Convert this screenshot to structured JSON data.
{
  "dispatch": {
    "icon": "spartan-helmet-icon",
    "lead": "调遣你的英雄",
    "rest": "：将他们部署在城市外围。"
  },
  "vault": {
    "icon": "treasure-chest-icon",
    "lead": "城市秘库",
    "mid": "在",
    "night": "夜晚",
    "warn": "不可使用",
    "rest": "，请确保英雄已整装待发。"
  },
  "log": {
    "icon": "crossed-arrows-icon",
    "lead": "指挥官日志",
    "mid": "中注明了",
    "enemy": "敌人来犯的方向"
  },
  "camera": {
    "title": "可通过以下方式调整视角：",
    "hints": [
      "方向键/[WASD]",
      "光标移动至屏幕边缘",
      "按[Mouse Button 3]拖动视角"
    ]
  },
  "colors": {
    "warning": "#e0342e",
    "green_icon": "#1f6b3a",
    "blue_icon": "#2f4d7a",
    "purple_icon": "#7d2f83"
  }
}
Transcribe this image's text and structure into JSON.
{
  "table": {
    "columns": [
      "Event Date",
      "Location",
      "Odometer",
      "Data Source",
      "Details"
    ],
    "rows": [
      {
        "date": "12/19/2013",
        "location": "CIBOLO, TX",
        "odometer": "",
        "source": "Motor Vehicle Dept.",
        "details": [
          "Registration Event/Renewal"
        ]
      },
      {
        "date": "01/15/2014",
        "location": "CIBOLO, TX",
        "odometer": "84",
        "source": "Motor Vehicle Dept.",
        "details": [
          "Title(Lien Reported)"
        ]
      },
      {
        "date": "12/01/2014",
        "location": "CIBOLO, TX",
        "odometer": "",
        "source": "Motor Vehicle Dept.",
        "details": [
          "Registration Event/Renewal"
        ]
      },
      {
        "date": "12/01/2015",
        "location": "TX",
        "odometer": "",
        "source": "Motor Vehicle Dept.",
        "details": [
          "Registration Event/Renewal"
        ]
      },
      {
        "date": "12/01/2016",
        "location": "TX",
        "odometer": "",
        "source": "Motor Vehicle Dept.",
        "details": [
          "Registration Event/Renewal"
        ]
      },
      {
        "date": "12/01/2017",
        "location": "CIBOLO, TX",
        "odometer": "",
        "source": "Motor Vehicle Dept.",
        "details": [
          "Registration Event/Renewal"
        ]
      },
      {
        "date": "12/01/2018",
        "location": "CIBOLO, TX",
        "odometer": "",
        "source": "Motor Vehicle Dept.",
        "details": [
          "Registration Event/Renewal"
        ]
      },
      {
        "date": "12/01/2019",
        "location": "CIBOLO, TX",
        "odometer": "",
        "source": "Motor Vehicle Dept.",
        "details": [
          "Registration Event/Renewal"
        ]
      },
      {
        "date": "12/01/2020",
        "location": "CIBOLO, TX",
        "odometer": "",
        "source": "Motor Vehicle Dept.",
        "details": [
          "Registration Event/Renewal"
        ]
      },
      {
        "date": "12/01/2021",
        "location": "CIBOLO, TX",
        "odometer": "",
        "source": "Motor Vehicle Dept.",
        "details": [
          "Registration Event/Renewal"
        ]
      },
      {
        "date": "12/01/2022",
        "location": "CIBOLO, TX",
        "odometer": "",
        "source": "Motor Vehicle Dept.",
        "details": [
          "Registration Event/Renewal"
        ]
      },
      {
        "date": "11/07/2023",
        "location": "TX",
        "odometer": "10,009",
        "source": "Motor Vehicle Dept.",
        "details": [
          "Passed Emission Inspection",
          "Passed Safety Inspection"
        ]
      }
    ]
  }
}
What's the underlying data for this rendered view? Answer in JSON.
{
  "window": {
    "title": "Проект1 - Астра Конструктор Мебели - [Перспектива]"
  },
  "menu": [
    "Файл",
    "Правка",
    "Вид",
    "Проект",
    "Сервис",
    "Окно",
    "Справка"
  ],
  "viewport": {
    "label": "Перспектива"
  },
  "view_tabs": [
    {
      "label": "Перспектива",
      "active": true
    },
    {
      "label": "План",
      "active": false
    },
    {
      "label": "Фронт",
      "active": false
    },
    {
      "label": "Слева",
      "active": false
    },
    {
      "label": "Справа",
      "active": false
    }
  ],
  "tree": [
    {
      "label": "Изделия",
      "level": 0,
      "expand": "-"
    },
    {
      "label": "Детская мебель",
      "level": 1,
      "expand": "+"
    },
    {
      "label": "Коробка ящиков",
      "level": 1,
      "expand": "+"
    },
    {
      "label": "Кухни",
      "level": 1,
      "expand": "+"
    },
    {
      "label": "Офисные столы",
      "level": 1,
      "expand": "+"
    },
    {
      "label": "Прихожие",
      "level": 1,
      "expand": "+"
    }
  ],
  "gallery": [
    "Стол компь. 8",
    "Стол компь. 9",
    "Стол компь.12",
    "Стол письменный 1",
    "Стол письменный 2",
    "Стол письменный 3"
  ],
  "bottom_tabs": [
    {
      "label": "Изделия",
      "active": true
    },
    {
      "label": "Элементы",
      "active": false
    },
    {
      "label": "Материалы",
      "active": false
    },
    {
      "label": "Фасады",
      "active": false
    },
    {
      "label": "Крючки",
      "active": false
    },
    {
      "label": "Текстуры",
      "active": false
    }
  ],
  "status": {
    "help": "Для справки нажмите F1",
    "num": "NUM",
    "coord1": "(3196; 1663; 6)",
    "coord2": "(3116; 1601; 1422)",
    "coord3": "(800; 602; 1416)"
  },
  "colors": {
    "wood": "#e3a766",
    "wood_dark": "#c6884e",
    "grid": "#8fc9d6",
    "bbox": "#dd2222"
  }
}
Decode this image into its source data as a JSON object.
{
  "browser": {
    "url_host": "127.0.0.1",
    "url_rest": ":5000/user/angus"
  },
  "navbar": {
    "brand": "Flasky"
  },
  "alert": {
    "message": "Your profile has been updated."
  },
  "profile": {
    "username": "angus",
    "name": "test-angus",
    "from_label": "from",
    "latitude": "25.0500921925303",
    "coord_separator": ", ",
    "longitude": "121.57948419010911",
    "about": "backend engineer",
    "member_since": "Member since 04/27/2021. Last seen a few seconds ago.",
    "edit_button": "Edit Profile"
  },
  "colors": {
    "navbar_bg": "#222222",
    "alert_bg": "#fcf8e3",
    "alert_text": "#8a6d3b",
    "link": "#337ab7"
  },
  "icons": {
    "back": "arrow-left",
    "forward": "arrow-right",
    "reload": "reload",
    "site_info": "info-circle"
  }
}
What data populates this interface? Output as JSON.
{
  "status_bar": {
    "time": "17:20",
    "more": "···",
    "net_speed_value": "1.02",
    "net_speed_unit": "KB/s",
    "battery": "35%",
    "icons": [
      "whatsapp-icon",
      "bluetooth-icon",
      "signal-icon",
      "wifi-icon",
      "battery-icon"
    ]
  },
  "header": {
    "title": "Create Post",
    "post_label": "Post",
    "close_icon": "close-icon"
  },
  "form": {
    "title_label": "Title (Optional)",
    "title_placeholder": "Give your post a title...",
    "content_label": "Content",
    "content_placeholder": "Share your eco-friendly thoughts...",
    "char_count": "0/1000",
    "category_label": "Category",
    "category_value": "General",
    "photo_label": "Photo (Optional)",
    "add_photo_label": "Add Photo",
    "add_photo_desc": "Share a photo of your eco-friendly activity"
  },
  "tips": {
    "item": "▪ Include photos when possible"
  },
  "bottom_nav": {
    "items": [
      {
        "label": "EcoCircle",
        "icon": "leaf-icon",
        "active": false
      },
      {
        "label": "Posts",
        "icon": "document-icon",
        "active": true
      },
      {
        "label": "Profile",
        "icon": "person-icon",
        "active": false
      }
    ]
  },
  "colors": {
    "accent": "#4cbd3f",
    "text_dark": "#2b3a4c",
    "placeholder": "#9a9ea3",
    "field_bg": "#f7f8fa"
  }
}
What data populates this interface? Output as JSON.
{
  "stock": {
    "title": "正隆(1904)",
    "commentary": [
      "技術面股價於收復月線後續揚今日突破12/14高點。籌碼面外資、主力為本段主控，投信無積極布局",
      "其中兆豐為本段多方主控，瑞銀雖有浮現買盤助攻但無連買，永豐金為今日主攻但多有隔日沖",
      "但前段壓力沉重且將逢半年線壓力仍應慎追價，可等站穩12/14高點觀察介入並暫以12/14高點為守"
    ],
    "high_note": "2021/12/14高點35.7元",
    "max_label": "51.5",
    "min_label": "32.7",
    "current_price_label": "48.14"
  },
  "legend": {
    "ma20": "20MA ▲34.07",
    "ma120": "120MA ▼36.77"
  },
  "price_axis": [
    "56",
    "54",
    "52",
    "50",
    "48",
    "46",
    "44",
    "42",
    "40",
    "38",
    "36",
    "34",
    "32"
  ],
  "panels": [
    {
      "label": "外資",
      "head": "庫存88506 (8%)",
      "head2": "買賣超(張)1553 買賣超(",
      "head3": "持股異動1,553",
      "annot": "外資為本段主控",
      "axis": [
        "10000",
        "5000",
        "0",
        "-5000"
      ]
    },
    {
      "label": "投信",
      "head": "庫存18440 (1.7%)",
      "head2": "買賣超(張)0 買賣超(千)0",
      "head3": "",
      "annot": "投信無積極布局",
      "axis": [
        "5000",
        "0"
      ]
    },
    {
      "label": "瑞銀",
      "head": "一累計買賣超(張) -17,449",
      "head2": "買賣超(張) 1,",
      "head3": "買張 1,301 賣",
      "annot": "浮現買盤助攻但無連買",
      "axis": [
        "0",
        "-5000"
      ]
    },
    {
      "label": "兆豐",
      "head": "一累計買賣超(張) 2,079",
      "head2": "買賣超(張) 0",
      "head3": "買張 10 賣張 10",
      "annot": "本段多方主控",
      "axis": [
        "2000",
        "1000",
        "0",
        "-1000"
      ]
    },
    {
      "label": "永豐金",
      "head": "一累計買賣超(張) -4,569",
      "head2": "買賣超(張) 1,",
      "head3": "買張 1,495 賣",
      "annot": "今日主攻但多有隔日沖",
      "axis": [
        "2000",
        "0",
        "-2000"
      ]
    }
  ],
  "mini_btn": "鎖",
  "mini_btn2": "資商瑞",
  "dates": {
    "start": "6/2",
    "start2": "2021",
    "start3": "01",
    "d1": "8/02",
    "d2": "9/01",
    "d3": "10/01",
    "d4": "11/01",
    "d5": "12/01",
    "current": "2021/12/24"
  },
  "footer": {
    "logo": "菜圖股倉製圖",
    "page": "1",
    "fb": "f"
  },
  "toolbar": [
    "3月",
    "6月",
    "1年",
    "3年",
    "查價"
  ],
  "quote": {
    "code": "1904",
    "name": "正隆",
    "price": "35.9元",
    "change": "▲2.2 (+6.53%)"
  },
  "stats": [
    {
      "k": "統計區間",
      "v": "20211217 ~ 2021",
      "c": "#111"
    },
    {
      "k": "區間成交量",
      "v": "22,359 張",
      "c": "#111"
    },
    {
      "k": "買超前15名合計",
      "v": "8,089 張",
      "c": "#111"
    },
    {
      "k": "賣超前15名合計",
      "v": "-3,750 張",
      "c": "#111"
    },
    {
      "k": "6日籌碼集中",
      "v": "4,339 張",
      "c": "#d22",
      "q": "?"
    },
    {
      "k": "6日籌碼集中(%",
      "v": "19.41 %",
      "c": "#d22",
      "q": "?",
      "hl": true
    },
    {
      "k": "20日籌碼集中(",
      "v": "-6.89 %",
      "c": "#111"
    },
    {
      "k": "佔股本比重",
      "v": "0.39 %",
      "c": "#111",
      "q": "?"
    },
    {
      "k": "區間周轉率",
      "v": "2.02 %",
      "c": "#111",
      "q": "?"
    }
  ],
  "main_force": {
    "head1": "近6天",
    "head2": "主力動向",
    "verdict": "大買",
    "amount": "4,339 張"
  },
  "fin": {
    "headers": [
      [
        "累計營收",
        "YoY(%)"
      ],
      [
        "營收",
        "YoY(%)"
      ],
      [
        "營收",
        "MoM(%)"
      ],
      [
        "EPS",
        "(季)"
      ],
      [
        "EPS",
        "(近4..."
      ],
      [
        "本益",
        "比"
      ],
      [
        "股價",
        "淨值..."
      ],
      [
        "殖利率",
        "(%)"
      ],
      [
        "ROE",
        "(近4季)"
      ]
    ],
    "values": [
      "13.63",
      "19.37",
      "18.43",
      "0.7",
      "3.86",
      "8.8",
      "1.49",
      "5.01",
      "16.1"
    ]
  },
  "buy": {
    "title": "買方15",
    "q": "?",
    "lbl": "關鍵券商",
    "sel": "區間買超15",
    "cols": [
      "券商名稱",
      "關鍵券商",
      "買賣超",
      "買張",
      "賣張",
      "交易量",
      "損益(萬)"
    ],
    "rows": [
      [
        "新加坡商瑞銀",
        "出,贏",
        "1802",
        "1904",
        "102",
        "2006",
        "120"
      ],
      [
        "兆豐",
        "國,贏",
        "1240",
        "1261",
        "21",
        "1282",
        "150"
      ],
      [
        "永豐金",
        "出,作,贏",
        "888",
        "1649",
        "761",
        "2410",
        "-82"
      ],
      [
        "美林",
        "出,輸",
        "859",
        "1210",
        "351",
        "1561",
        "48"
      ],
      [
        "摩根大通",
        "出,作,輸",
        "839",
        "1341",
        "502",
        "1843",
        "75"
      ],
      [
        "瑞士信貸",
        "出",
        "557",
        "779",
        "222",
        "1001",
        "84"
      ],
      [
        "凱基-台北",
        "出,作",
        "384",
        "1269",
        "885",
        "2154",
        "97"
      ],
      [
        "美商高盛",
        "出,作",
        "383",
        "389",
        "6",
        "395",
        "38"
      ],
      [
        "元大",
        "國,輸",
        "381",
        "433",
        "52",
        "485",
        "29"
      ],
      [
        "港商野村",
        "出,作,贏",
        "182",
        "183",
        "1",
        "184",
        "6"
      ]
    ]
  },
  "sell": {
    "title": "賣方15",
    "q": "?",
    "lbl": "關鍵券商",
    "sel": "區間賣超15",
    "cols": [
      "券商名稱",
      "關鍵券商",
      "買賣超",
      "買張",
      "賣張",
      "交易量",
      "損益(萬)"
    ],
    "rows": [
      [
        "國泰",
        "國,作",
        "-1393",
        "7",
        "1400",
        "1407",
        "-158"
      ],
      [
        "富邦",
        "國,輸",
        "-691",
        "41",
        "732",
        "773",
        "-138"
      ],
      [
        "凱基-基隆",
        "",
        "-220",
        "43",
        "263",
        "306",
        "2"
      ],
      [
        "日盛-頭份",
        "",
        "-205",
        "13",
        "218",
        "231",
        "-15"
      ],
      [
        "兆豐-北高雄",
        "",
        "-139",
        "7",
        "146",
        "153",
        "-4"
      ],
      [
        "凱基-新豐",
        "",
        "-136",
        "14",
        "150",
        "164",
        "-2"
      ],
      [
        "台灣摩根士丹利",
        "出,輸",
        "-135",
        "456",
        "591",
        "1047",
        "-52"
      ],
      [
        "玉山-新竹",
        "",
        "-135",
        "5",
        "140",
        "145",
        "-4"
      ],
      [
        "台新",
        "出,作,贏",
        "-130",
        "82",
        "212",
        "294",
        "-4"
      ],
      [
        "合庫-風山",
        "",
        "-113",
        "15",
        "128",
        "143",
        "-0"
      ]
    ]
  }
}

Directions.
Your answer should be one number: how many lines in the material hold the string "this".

Task response.
6